• **WORK TO BE COMPLETED**:
Go through the records and extract every line with the word "JSON".

+++ SUPPLIED RECORDS +++

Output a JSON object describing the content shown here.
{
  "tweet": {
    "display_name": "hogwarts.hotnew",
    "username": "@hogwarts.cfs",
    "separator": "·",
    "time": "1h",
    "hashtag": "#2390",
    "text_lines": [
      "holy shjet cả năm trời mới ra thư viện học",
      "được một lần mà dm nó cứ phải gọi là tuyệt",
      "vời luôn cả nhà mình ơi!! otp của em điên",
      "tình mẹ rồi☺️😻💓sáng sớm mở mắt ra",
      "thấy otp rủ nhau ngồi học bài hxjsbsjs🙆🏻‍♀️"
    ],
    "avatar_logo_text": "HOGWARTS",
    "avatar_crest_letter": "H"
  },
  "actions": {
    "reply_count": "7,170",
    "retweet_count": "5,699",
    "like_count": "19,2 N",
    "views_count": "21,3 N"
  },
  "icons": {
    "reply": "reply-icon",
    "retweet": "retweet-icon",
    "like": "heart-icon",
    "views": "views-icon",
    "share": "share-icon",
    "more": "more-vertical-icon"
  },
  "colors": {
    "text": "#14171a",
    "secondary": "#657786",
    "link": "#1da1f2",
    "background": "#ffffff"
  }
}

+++
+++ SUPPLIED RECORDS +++

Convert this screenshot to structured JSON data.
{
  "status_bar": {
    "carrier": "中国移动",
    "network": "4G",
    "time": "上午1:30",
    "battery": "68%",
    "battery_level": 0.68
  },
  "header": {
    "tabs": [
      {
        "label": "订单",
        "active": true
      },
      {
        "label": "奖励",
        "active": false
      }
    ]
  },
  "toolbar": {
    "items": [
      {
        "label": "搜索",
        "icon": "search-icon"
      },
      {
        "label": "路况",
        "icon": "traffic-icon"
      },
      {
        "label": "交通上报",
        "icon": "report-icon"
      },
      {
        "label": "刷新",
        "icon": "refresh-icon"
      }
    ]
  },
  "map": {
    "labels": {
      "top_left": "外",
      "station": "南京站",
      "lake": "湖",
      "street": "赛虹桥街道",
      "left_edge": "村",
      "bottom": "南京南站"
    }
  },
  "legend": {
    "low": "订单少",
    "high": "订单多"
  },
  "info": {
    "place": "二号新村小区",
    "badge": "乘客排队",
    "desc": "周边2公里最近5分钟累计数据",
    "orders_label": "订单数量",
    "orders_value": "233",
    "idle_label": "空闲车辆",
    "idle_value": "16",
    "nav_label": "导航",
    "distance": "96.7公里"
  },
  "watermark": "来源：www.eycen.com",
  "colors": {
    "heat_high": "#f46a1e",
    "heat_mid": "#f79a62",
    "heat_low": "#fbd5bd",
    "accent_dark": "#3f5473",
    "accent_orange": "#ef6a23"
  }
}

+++
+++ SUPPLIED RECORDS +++

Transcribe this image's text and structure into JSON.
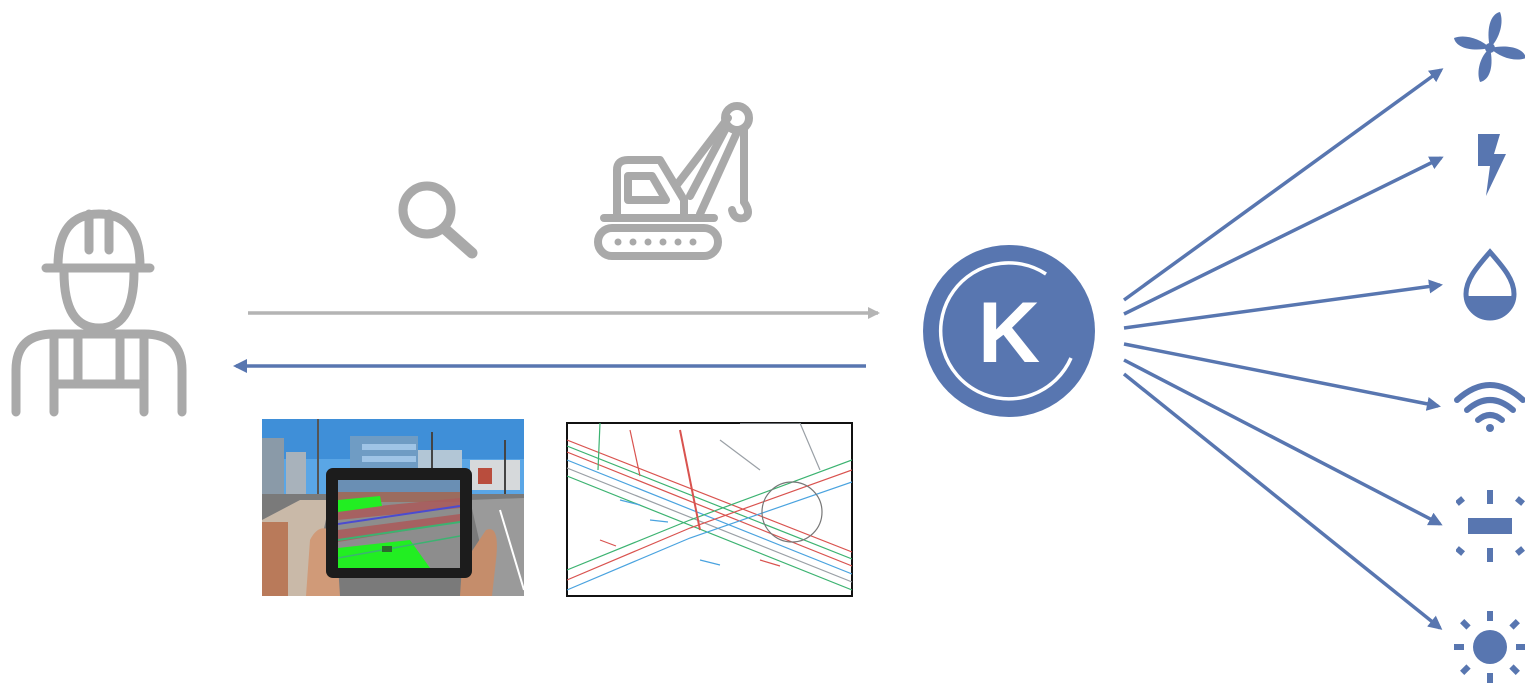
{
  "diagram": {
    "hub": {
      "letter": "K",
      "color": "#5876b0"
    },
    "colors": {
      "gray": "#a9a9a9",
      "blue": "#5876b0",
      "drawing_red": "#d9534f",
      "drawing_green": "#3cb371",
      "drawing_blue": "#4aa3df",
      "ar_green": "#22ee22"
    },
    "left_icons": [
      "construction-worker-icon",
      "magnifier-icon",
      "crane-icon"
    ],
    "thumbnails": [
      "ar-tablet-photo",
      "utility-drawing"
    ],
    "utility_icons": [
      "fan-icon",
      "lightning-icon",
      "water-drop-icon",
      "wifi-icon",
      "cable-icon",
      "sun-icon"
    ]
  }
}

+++

• **PROBLEM SOLUTION**:
Output a JSON object describing the content shown here.
Convert this screenshot to structured JSON data.
Transcribe this image's text and structure into JSON.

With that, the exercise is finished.